Divorce and Lease Options
Lease Options and Divorce – should you as a Lease Option Property Investor get involved when relationships fall apart? The sad reality is relationships do fail and very often the first question that needs to be addressed is how to dispose of the family home. We are asked every now and again whether getting involved in lease option deals when vendors are divorcing is a good idea or not.
Relationship breakdowns can come in many forms, and to consider if a lease option is workable you must first discover the depth and complexities of the breakdown itself.
For instance there is clearly a difference between the end of a marriage and the break up between boyfriend and girlfriend.
In England and Wales there are three considerations when applying for a divorce:
- Financial settlement. This is often referred to as ancillary relief
- How any children of the marriage will be effected and their welfare
- The ending of the marriage. This is often referred to as the dissolution
It is a court of law that makes decisions on how the divorce is handled based on an act of parliament passed in 1973 (Matrimonial Causes Act). The court will always consider any agreement reached by the divorcing parties.
However amicable a divorce, time inevitably plays a part. The question of time is central for the lease option investor.
Another factor which you need to take in to consideration is the psychology of each joint owner. Knowing the couples plans once divorce has taken place is often crucial.
Why do you think that is? What information do you think you would need to understand whether a lease option is suitable?
What do you suppose may happen if one or the other sellers plans to re-marry?
Legally, there is a chance depending on time scale that by re-marrying one of the vendors will waive their right to ancillary relief (financial settlement) which could affect the outcome of any lease option agreement you have in place.

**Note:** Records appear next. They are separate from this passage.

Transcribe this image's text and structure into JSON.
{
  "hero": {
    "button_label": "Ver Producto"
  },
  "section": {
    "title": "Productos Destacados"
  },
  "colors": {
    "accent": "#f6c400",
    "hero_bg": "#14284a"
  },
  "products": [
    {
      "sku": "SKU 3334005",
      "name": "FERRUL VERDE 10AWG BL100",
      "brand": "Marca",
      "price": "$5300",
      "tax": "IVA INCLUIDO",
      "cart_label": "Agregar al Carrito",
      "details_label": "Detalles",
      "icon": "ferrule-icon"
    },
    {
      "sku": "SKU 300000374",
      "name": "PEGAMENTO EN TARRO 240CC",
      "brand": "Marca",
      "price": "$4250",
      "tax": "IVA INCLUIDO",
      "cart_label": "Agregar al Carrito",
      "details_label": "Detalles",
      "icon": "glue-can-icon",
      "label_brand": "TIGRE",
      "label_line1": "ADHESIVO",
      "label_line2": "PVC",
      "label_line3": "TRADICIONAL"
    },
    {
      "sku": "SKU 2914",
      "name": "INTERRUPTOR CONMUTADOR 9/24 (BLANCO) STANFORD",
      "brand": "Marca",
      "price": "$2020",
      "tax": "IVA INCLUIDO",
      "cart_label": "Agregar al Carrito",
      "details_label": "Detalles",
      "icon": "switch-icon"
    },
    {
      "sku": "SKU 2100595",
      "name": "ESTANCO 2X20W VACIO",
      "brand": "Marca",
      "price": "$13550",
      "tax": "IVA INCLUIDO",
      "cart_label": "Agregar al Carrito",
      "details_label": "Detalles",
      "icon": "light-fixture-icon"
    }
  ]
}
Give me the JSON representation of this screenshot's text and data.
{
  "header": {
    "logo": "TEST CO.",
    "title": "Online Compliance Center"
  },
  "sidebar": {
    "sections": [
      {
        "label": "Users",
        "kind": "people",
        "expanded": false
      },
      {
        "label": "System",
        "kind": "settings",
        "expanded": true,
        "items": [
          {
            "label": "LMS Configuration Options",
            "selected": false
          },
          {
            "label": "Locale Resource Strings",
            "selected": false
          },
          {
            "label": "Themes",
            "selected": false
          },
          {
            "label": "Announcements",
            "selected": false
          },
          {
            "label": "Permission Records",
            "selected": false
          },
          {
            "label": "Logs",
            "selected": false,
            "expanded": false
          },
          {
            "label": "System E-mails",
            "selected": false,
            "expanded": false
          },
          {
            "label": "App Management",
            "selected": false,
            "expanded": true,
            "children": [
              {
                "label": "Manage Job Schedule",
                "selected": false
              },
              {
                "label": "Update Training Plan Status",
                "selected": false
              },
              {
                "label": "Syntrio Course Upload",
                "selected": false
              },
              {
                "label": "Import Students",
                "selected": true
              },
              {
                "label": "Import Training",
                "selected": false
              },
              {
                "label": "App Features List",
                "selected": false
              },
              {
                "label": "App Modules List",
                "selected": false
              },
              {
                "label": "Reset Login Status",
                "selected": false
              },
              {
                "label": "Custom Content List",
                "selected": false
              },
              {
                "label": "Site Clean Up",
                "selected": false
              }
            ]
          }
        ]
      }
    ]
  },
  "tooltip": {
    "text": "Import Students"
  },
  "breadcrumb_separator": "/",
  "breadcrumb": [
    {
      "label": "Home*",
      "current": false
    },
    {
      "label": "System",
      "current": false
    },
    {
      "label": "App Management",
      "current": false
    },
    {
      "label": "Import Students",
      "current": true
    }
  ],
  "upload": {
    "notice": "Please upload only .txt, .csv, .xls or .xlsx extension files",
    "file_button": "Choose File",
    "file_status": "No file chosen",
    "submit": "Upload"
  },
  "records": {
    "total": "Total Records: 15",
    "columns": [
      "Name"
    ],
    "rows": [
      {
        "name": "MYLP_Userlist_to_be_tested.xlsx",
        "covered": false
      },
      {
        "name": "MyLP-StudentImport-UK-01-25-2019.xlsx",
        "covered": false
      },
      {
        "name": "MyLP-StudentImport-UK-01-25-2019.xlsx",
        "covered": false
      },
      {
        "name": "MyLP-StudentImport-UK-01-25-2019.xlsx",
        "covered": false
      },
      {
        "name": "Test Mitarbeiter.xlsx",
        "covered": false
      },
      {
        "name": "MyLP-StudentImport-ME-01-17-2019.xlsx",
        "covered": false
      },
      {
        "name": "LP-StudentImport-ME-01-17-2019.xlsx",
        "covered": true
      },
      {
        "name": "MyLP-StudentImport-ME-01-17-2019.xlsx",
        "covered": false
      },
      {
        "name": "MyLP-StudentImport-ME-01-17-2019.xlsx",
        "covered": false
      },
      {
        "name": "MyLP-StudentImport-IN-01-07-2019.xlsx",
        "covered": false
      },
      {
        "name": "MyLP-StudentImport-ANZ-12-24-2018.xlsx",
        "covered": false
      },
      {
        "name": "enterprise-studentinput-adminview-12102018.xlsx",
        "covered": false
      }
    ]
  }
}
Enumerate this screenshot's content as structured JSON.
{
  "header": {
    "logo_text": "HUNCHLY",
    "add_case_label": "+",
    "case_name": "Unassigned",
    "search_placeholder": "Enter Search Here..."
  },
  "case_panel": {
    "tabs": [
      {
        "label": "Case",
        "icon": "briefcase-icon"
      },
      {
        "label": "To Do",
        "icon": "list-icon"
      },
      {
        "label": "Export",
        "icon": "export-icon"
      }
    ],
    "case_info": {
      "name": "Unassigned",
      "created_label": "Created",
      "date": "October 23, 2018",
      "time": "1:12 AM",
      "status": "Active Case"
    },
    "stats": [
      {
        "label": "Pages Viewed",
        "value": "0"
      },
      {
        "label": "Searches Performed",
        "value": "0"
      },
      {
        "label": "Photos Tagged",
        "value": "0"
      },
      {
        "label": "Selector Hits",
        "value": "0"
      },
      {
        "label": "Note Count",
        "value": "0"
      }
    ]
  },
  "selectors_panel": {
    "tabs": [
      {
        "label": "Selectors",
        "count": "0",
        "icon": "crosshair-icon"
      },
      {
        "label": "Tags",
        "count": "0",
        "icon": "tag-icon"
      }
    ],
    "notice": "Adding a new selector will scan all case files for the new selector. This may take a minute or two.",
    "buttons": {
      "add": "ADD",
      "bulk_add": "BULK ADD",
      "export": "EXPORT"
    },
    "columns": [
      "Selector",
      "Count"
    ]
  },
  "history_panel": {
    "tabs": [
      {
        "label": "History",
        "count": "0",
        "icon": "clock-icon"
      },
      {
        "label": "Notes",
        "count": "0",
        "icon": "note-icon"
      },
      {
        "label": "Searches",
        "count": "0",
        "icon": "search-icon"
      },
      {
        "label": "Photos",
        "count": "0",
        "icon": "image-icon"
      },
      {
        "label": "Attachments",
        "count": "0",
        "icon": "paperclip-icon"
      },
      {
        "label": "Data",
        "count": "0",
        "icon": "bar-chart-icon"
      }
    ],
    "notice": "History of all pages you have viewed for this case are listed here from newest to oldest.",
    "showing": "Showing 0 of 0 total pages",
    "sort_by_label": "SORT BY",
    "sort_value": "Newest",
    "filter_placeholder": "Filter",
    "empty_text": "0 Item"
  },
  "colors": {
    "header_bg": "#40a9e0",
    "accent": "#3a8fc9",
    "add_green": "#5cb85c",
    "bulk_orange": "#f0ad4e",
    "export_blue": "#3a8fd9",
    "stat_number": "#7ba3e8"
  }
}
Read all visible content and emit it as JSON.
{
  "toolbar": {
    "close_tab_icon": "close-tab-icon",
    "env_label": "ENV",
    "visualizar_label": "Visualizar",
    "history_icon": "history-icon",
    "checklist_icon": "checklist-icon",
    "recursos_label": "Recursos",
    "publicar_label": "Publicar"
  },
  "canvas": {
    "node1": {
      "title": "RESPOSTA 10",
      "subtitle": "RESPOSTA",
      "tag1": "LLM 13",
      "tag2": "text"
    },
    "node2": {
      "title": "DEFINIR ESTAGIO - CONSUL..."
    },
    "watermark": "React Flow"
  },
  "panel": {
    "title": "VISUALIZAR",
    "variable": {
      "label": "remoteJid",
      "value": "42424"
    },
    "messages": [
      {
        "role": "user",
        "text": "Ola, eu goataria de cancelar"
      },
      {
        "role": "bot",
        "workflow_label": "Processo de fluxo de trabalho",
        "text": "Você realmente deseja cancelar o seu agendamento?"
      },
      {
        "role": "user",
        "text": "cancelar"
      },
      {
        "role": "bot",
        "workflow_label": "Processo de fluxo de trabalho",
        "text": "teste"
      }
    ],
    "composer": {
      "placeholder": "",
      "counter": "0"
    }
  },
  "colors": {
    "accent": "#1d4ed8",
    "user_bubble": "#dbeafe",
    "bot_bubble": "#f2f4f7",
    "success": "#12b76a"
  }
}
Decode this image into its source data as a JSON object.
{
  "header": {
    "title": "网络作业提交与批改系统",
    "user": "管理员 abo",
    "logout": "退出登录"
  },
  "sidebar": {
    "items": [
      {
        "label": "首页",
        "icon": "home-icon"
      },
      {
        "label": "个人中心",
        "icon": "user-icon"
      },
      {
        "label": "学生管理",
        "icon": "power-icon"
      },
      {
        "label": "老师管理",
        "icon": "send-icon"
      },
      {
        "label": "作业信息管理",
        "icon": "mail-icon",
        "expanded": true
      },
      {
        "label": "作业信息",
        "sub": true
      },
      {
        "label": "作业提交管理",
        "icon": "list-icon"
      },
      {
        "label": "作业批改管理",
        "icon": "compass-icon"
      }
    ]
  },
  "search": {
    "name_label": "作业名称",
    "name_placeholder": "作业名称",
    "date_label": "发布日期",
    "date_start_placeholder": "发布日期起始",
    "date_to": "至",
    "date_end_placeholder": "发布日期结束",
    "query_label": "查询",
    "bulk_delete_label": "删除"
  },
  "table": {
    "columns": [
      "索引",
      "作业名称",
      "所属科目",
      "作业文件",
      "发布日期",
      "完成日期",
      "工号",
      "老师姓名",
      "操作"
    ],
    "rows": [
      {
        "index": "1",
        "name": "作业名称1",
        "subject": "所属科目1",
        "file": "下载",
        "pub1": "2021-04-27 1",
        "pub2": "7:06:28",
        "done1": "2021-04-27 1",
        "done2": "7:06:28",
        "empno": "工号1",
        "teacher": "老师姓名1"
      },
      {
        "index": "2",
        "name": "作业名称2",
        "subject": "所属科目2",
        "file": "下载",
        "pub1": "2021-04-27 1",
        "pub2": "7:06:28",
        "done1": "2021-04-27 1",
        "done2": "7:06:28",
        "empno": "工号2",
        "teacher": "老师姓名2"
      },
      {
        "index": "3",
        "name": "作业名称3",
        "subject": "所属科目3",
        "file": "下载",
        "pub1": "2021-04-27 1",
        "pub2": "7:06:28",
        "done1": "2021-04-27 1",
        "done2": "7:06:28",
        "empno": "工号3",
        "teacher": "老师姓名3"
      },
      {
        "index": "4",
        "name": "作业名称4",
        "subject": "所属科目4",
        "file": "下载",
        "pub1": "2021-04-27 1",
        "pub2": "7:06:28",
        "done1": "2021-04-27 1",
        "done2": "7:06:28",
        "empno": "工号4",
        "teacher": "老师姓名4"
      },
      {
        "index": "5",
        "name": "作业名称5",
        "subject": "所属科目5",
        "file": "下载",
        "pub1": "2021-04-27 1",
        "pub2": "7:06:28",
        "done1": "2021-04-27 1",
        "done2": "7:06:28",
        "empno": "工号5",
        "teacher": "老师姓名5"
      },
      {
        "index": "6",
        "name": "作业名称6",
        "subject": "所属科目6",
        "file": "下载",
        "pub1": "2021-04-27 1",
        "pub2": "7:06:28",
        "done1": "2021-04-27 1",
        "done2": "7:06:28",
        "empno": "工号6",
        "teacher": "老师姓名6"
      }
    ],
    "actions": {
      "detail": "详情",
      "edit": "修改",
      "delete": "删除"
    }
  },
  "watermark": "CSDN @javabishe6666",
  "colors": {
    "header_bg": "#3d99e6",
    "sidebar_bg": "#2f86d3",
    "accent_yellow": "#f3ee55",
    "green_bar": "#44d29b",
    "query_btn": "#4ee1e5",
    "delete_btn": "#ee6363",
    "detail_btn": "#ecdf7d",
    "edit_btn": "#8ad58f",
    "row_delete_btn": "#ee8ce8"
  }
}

Where there is little or no equity in the property both a lease option and a divorce may be easier to agree. For a lease option investor this provides an opportunity to weave the magic and put an agreement in place that allows everyone to move on quickly.
It is still possible to use a lease option in the situation where there is equity in the house. In my experience, a lease option can only work when the parties are fully agreed and committed to the future allocation of proceeds.
To summarise, as a lease option property investor, should we get involved in deals when vendors are divorcing? The situation and the solution needs to be clear to all parties and most importantly agreed by everyone. With any agreement you need the light bulb moment when all involved realise that with a little cooperation and the input of time a real solution can be found in a lease option agreement.